I’ve come back for the strength that I need
And hope comes no matter how far down I sink
The roots of my raisin’ run deep”   – Merle Haggard

I come from a long line of horse people.  Allow me to introduce you to my Great Great Grandfather, George Washington Ivey and his horse Rondo.

Grandpa Ivey worked cattle, and like all good cattlemen, he relied heavily on the skill of his horse.  Grandpa knew Rondo, a stud horse, was high-spirited and a little crazy when he bought him, but that was why he wanted him.  He worked long hard hours in the saddle and needed an alert horse to be aware of his surroundings and to warn Grandpa if something was awry.
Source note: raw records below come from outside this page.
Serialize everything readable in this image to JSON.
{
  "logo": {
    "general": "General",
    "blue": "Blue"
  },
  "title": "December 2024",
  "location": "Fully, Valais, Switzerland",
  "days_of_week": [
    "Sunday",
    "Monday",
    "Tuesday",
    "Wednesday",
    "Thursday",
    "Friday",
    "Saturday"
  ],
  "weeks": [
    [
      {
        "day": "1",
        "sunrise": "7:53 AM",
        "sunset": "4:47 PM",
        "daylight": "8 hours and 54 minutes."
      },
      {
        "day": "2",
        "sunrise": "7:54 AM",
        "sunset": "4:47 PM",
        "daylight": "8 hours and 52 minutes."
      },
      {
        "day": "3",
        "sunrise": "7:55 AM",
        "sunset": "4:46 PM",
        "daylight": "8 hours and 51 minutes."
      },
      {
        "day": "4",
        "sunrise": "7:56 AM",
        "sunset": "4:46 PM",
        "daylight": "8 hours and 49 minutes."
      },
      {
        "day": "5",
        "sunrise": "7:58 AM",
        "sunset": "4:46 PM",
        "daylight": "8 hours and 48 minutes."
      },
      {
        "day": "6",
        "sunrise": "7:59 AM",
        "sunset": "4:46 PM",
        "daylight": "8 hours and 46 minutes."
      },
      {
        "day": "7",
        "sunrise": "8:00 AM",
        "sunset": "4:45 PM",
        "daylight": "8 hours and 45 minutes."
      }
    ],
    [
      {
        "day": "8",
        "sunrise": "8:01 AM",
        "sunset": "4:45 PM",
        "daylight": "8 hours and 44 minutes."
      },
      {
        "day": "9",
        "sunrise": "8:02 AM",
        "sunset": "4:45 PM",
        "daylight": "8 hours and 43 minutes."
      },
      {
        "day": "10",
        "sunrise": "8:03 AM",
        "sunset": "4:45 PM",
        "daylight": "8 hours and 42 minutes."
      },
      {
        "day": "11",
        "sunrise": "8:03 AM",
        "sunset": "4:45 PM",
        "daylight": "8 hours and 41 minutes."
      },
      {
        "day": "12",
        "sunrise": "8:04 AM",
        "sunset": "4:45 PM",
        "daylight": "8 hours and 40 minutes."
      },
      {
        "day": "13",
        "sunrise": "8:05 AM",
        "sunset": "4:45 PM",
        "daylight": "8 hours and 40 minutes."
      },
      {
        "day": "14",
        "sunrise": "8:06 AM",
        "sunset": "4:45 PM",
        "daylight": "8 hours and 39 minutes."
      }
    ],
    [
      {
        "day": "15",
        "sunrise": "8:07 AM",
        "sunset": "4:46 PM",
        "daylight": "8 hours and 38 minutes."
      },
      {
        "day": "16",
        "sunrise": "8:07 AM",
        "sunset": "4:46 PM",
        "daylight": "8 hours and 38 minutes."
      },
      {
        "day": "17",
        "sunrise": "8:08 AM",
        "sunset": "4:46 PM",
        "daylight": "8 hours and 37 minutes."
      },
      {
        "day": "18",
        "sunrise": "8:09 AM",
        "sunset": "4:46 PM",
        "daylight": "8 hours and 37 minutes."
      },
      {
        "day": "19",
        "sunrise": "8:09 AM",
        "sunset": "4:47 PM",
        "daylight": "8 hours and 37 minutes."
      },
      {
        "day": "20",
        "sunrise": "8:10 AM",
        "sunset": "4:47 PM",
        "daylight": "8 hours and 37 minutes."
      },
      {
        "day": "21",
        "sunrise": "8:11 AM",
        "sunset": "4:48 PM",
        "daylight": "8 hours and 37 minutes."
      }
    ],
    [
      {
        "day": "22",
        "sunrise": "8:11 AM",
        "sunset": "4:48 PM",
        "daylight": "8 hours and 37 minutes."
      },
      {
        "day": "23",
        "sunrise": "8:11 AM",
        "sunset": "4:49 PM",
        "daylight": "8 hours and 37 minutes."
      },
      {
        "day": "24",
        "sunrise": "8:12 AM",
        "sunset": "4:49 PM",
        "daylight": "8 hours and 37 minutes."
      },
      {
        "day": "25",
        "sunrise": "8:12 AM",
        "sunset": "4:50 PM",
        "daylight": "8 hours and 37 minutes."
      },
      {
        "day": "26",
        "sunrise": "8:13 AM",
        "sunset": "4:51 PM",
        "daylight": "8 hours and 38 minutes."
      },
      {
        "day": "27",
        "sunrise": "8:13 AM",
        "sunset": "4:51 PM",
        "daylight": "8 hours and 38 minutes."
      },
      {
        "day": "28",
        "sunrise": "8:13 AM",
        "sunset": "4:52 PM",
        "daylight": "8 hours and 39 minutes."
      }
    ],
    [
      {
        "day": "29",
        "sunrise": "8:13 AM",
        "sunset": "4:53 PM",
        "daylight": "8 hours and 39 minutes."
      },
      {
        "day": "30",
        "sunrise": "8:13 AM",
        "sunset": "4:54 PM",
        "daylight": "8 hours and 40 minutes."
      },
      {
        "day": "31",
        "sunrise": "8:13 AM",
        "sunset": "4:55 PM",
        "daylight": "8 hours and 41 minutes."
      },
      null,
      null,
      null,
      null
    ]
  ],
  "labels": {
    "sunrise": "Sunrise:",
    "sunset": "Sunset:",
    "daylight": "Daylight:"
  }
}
One evening, after a hard day of working cattle, Grandpa rode up on a closed gate and got off Rondo to open it.  When he turned his back on Rondo, the horse took advantage of that unguarded moment and reared up, coming down on top of Grandpa.  With pounding hoofs and gnashing teeth, Rondo almost killed Grandpa .  After a long struggle with the horse, Grandpa was left with a crushed eye socket, a permanently blinded eye, broken cheek and badly mauled hand.  He somehow managed to gain control of the horse and with sheer will and determination he rode Rondo back home.

Upon arriving home, later than usual, his concerned family ran out to great him.  Bloody and beaten, he dismounted his horse, tied him to the fence post and tumbled to the ground.  When his teenaged son’s saw what the horse had done, they immediately got the gun to shoot Rondo, but Grandpa wouldn’t let them saying “No you aint killin him, it was my fault and that’s too good an ol horse to be shut of!”

This story was relayed to me by my 95 year old Mamaw.  George Washington Ivey was her Grandpa.  My Mamaw is tough as nails and quite a character in her own right.  She still lives in her own home and I’m sure she will be making an appearance here on my page before too long.  Yes, the roots of my raising run deep.